You see, I have a gluten-free chocolate cake in the oven – hopefully cold enough by the time the boys will come back from their fishing expedition. The kind where coffee gets boiled over a bonfire and knee-high neoprene boots make you belong to the river. The kind where, when Karl will be here, he’ll smell of burning wood and will have too many stories to share.
And just like the house smelled wonderful yesterday as I was baking kanelbullar. It now smells of chocolate. And rain.
Now a few hours later, I went to pick – tiny – hallon [raspberries] by the pond. And all the times Karl told me to check for worms inside the berries finally made sense.
I cut myself a thick slice of the still-warm cake, fudgy around the rim and slighty gooey in the centre. And with a handful of my rather small bounty and a tall glass of filmjölk, it was just as delicious as I had hoped for.
Gluten-free chocolate fondant cake
You could make this cake with ground almonds only, but I couldn’t resist to try the gluten-free oat flour I found at the supermarket a few days ago.
The process is very simple. Not unlike a classic fondant cake.
The eggs and sugar get whisked together for a few minutes, until the sugar has almost dissolved. Then the melted chocolate and butter get folded in. And finally the flours. A quick trip in the oven; and voilà!

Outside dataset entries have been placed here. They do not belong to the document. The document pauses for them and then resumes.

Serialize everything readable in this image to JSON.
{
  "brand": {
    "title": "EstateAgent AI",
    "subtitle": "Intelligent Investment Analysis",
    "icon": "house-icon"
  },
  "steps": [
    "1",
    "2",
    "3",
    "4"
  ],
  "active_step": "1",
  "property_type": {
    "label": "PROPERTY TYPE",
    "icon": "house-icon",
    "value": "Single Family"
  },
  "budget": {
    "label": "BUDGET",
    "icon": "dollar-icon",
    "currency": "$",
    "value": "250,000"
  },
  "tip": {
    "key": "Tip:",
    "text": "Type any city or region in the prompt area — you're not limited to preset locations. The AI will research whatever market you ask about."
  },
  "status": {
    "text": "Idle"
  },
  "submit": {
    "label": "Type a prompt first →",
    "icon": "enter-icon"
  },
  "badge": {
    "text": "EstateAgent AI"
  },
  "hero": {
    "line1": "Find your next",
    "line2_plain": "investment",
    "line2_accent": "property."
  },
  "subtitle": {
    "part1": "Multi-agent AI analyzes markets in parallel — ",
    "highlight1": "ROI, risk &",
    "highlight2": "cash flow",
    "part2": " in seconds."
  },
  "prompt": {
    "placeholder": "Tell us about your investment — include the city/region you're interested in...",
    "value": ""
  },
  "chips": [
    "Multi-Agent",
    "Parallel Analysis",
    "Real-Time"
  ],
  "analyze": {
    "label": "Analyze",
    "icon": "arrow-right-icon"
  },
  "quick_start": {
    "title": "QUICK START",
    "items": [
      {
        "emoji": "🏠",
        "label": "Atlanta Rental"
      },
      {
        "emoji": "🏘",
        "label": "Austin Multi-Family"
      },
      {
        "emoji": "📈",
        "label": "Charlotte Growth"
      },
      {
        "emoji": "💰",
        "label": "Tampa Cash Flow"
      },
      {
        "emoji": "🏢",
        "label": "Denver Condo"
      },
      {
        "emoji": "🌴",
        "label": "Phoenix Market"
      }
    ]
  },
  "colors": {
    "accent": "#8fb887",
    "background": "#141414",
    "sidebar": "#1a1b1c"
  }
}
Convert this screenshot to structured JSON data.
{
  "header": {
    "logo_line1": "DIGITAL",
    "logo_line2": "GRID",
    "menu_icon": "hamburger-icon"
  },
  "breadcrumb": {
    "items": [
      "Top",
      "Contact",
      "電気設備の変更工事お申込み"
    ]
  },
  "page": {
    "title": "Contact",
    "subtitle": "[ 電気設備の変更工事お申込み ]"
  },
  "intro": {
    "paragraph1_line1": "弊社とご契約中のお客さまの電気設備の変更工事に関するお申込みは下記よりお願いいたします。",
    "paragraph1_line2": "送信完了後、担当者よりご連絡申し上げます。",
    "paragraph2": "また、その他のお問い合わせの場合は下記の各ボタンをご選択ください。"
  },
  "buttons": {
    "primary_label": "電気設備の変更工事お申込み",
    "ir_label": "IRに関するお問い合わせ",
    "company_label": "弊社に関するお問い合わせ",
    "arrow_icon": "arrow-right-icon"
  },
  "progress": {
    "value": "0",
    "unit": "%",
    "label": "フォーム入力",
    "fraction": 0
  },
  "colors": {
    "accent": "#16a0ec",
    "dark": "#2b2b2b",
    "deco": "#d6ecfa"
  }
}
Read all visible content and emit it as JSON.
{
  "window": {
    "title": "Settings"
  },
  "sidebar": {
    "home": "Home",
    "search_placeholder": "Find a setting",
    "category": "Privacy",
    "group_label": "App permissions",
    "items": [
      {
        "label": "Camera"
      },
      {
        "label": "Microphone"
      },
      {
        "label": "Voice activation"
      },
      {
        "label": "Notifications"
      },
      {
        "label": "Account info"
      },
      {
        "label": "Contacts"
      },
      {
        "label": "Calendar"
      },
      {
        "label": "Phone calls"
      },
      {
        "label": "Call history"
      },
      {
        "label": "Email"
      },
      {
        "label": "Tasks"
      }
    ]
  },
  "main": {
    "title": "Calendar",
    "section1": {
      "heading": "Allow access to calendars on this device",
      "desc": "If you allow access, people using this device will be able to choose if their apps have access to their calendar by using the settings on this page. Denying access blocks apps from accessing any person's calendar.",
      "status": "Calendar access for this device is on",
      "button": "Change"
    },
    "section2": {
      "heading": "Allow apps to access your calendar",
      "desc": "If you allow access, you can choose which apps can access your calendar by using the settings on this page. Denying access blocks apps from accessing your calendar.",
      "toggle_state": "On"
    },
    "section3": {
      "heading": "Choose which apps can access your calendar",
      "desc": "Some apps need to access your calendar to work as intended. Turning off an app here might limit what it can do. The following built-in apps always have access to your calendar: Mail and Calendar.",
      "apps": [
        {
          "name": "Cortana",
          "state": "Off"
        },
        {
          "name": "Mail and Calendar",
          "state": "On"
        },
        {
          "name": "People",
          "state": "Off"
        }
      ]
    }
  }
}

Gluten-free chocolate fondant cake
200 g 70% dark chocolate
250 g unsalted butter
250 g caster sugar
50 g ground almonds
40 g GF self-raising oat flour
8 g sea salt
Preheat the oven to 180°C, and generously butter a 26cm cake tin.
In a heatproof bowl, melt the chocolate and butter; either in a microwave or over a pan of simmering water. In a large bowl, whisk the eggs and sugar for around 4 minutes, or until fluffy and almost doubled in size. You don’t want to overdo it, it’s just a matter of dissolving the sugar.
Fold in the chocolate mixture, mixing well. And finally add the ground almonds, oat flour and salt. Pour into the prepared tin and bake for 24-28 minutes, until barely jiggling in the very centre of the cake.
Allow to cool down completely before slicing. Or scoop while warm, like I did.